╔══
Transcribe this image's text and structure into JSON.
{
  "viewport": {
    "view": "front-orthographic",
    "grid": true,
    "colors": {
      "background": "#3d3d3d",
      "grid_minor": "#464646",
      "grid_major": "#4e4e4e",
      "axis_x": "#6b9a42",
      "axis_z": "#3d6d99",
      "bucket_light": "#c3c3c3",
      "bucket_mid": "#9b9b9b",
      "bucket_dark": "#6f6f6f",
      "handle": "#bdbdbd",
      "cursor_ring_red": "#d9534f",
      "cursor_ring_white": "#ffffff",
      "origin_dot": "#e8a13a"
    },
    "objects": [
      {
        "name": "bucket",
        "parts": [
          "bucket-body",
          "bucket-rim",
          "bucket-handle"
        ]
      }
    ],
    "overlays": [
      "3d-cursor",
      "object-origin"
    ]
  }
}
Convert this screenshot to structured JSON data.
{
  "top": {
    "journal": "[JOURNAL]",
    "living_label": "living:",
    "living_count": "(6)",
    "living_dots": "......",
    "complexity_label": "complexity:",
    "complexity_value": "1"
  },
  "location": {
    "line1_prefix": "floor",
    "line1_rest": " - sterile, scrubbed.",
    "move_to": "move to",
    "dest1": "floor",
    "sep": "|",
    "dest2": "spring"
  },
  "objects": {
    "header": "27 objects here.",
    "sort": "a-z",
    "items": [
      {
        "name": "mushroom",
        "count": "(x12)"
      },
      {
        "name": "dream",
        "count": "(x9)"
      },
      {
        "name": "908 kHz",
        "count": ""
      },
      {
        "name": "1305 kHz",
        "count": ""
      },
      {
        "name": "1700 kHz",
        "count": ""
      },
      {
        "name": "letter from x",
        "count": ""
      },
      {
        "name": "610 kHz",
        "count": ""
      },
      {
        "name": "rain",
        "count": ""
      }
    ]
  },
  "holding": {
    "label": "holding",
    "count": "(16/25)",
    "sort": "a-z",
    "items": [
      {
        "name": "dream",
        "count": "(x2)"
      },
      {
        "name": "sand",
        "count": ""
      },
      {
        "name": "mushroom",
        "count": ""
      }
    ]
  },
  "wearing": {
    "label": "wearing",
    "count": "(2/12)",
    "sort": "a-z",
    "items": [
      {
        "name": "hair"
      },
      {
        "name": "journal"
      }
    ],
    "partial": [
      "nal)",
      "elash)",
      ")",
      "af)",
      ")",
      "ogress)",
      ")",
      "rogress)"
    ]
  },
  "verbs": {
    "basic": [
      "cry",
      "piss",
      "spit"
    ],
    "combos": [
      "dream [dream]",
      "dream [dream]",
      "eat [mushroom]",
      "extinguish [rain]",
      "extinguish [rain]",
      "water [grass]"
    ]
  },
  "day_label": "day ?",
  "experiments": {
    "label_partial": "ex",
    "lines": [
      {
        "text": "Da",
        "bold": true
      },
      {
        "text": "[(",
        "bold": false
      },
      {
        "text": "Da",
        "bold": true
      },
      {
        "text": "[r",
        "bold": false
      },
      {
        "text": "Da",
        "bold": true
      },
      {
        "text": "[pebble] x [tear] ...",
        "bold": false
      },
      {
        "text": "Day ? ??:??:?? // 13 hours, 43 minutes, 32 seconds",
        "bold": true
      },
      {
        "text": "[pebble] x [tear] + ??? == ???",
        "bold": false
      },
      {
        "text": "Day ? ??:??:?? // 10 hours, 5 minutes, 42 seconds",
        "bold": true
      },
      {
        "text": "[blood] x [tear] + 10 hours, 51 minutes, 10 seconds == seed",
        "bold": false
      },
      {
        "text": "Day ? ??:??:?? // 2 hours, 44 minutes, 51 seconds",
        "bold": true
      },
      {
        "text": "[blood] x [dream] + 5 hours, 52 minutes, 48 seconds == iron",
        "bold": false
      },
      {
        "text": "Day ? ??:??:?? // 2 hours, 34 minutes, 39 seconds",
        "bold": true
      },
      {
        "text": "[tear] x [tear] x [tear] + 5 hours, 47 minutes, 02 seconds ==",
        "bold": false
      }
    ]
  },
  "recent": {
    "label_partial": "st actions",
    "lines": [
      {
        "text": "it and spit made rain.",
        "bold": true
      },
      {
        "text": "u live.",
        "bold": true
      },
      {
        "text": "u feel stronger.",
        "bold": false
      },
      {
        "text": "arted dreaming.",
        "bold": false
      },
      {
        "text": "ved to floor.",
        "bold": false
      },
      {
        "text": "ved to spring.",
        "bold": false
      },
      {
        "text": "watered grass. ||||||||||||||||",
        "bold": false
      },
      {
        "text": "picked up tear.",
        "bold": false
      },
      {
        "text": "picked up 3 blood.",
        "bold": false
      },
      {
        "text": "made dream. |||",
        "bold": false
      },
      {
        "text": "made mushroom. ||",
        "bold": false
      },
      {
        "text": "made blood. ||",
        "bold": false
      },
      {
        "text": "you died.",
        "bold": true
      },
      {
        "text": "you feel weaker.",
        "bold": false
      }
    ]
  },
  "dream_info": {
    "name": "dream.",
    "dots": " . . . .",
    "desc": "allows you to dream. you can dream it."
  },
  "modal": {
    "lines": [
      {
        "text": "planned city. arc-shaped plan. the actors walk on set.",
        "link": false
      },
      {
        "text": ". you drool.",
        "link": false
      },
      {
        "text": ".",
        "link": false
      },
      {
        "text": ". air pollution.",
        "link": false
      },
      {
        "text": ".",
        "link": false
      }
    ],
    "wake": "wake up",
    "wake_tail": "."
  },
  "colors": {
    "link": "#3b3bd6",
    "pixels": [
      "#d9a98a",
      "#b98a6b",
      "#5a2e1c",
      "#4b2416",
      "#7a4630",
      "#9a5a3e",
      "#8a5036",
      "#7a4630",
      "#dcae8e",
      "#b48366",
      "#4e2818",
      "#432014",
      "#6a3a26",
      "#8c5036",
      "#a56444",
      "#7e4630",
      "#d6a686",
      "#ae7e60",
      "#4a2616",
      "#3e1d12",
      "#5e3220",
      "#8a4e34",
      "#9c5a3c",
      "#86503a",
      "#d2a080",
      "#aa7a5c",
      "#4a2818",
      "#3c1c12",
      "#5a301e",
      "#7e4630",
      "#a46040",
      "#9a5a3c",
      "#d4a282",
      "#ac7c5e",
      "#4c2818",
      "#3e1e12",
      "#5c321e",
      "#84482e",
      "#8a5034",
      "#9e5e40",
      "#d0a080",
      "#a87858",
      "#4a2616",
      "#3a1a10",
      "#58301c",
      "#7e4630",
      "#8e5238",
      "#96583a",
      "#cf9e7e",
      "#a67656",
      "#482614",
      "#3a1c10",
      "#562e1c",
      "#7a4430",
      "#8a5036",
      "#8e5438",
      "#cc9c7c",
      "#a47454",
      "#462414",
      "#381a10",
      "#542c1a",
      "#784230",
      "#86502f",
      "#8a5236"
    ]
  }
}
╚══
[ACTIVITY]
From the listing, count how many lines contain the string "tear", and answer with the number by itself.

[TASK RESPONSE]
5